If suffering is the crucible of art, there's no finer refractory than Haiti. The star-crossed island is a 19th-century analog of embargoed Cuba. Once it was the richest of colonial possessions, but after its enslaved population gained its freedom, it was shunned by global markets. Ti-Coca et Wanga-Nègès offer a rare glimpse into mizik twoubadou — troubadour music — an African-tinged tradition of cheerfully subversive, often ribald musical truth telling forged amidst the poverty and quasi-feudal despotism of the rural Haitian hinterland.
The drought-haunted, hardscrabble northeast of Brazil produced the exuberant party music of the Forró Pé de Serra All Stars. "Forró [pronounced roughly "fo-Ho"] is the accordion music of Europe mixed into the Brazilian melting pot," says leader Rob Curto, who spent years in Brazil playing with the masters of the form. "There is a lot of African influence ... a Moorish, Arabic inflection." The late composer Luiz Gonzaga is Forro's Bill Monroe — the man who transformed a backwater tradition into a popular national style. The All Stars are a recombination of players from several bands. Brazilian fiddler Cláudio Rabeca is from Quarteto Olinda, and drummer Scott Kettner and singer Liliana Araújo play in Nation Beat. Both Curto and percussionist Ze Mauricio plays in Matumbo, a Forró-infused band whose phenomenal, absurdly underattended gig at Balliceaux was one of the best musical events of 2011.
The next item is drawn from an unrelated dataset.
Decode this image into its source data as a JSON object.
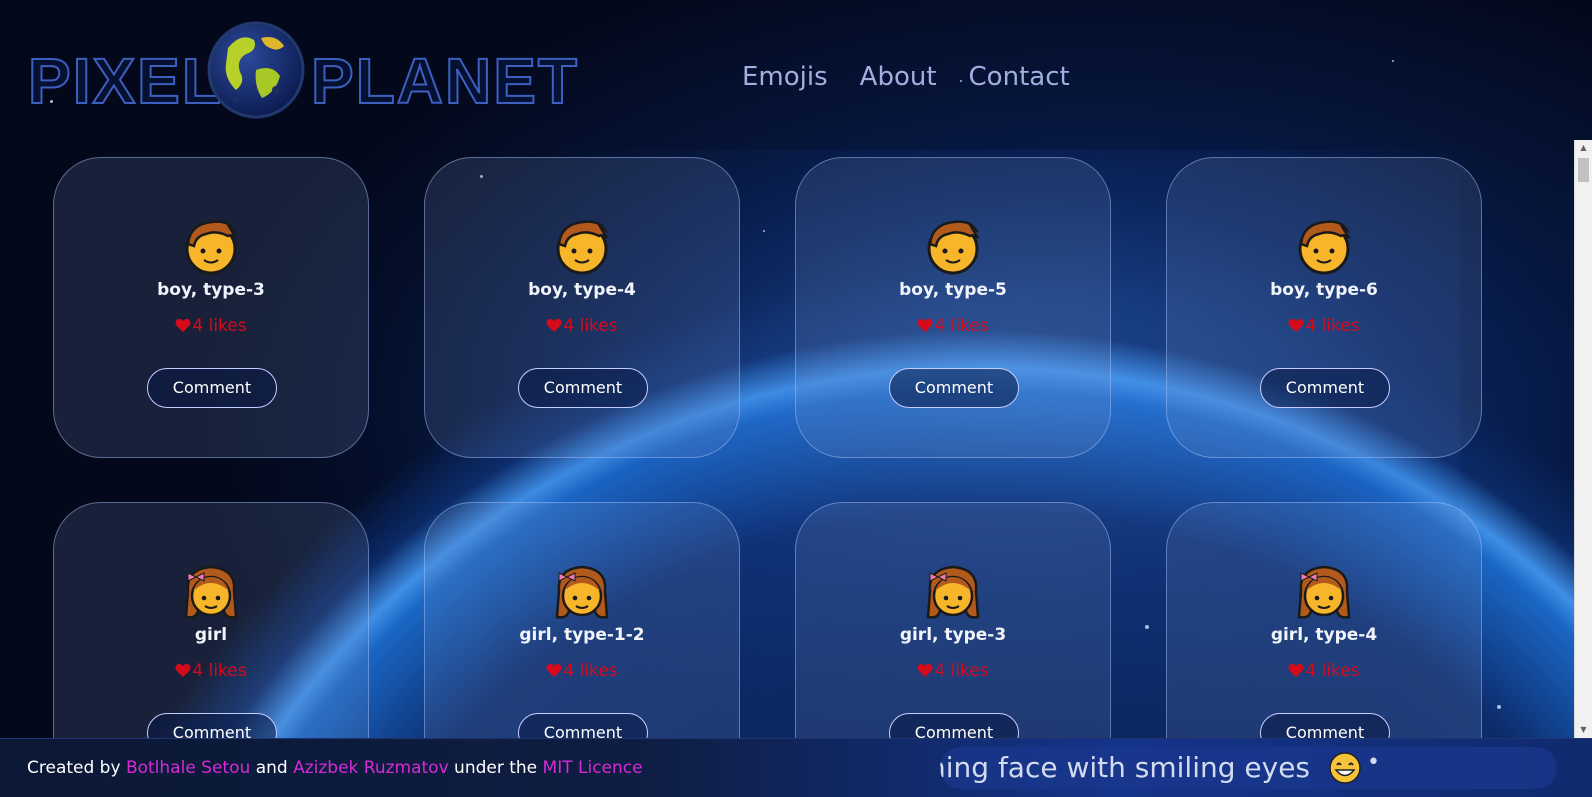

Tango has come a long way from its roots in the whorehouses and back streets of lower-class Buenos Aires, Argentina. Hector Del Curto's Eternal Tango Quartet is the current state of the art. Del Curto is one of the young virtuosos of the bandoneon, the button accordion with the expressively soulful sound identified with the genre. He got his start at 17 playing in the premier orchestra of Osvaldo Pugliese. The Eternal Tango quartet is homage to Pugliese, "last giant of tango," whose continuously innovative career spanned much of the 20th century. While the group's sound recalls the tango's elegant golden age, its alternately edgy and lyrical playing also recalls another master of the form, the late Astor Piazzolla, whose new tango included overt jazz elements.
All are worth sampling. Where else but the Richmond Folk Festival can you find such a rich and eclectic musical banquet? And funnel cake?